The European Commission is considering modernizing European copyright laws. To get feedback and input on this modernization, the Commission has published a series of questions, and is looking to interested stakeholders (like our community) to answer them. This is a vital opportunity to participate in a dialogue that could have a major impact on copyright laws and the future of the free knowledge movement. More background is available from the European Commission.

We would like to prepare a draft response here, as a collaborative experiment. If we wish to respond, it will need to be finalized before the end of January 2014 (see the proposed timeline).

Welcome to the discussion! Please help by answering the questions below.


Directive 2001/29/EC[1] enables Member States to choose whether to implement in their national laws a limitation for the purpose of non-commercial scientific research. The open formulation of this (optional) provision allows for rather different implementations at Member States level.

Question 47[edit]

47) (a) [In particular if you are an end user/consumer or an institutional user:] Have you experienced specific problems when trying to use works or other subject matter in the context of research projects/activities, including across borders?

(b) [In particular if you are a right holder:] Have you experienced specific problems resulting from the way in which works or other subject-matter are used in the context of research projects/activities, including across borders?


  • Your name here


  • Your name here

No opinion[edit]

  • Your name here


Instructions: If yes, please explain.

  • ...

Proposed Foundation answer[edit]

Based on the Creativity4Copyright suggestions, I propose the following answer for the official Foundation response: —LVilla (WMF) (talk) 02:45, 31 January 2014 (UTC)Reply[reply]

The use of materials for research is of broad interest to our users and our organization, given that an important goal of Wikipedia is to provide knowledge which references and cites to the best, most current research on a variety of topics.

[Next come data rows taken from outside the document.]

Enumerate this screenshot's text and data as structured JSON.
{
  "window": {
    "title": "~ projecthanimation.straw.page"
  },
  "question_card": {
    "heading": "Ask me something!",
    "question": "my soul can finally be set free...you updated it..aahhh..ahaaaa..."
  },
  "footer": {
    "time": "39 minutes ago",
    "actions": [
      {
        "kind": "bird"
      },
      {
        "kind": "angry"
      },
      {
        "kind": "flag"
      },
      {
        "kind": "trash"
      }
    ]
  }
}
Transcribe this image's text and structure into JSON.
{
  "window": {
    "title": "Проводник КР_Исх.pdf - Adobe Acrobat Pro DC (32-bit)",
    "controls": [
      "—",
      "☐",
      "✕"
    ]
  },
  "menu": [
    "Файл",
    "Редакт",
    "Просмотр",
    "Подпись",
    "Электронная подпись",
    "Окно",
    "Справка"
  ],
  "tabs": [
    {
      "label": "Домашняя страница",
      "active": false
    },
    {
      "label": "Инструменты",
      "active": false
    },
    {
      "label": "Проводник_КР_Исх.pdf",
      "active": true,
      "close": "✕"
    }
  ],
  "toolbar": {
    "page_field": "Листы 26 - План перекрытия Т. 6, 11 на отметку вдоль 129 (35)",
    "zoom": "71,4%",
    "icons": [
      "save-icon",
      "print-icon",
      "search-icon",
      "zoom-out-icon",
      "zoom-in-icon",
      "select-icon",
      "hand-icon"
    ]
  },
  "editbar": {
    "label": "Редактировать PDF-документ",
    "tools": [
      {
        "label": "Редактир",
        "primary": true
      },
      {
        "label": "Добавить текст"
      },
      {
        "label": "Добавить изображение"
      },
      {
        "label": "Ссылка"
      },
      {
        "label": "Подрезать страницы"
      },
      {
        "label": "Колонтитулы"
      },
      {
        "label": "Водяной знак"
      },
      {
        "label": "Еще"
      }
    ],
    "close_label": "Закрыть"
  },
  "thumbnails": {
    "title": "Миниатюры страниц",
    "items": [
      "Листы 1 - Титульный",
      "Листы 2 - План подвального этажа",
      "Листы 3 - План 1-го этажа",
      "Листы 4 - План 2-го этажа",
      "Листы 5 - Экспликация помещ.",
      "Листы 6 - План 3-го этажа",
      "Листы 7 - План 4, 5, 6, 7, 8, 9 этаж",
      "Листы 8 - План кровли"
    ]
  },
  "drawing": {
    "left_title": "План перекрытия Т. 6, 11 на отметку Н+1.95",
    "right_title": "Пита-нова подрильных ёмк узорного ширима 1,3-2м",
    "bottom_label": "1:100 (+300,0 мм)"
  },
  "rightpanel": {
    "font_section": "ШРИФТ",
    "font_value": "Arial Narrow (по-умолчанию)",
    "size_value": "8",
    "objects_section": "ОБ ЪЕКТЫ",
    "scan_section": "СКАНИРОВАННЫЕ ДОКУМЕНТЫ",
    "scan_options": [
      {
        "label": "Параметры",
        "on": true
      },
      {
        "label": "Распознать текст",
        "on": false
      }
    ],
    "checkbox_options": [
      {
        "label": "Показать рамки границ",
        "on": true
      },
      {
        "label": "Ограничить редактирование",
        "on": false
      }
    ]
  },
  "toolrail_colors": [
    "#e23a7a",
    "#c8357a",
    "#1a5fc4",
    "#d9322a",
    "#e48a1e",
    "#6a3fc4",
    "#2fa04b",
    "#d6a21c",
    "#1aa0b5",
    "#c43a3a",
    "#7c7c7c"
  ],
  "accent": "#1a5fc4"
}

Unfortunately, our users face a variety of problems with accessing and using scientific materials. These problems are primarily practical, rather than legal in nature. The existing exception allows for their use for research purposes, but other barriers - like restrictive licenses, DRM, and publication only in hard copy - deliberately go beyond the existing exception, intentionally making it difficult to access and disseminate this knowledge even when it should be permitted by existing laws. This is particularly frustrating because so much scientific research is funded by the public, and should be available for our users - i.e., members of the public! - to learn and create new educational works from.

Question 48[edit]

48) If there are problems, how would they best be solved?


[Open question]

  • Reproduction and modification of works for scientific purposes should be free. --NaBUru38 (talk) 14:36, 11 January 2014 (UTC), I agree Dominikmatus (talk) 16:28, 22 January 2014 (UTC)Reply[reply]
  • ...

Proposed Foundation answer[edit]

Based on the comments above and the Creativity4Copyright suggestions, I propose the following answer for the official Foundation response: —LVilla (WMF) (talk) 02:51, 31 January 2014 (UTC)Reply[reply]

All research financed, in whole or in part, by public funding should be available through true open access licenses, for all commercial and non-commercial uses. Research produced directly by governments and their agencies should be exempted from copyright altogether. Licensing or technical restrictions, such as those in DRM, that seek to circumvent the existing copyright exception and prohibit members of the public from exercising their rights under the exception should also be prohibited.

Question 49[edit]

49) What mechanisms exist in the Member States to facilitate the use of content for research purposes? How successful are they?


[Open question]

  • ...

Proposed Foundation answer[edit]

Based on the lack of comments, either above or by the Free Knowledge Advocacy Group EU, I propose not answering this question. —LVilla (WMF) (talk) 02:55, 31 January 2014 (UTC)Reply[reply]

Next set of questions >>


  1. Article 5(3)a of Directive 2001/29.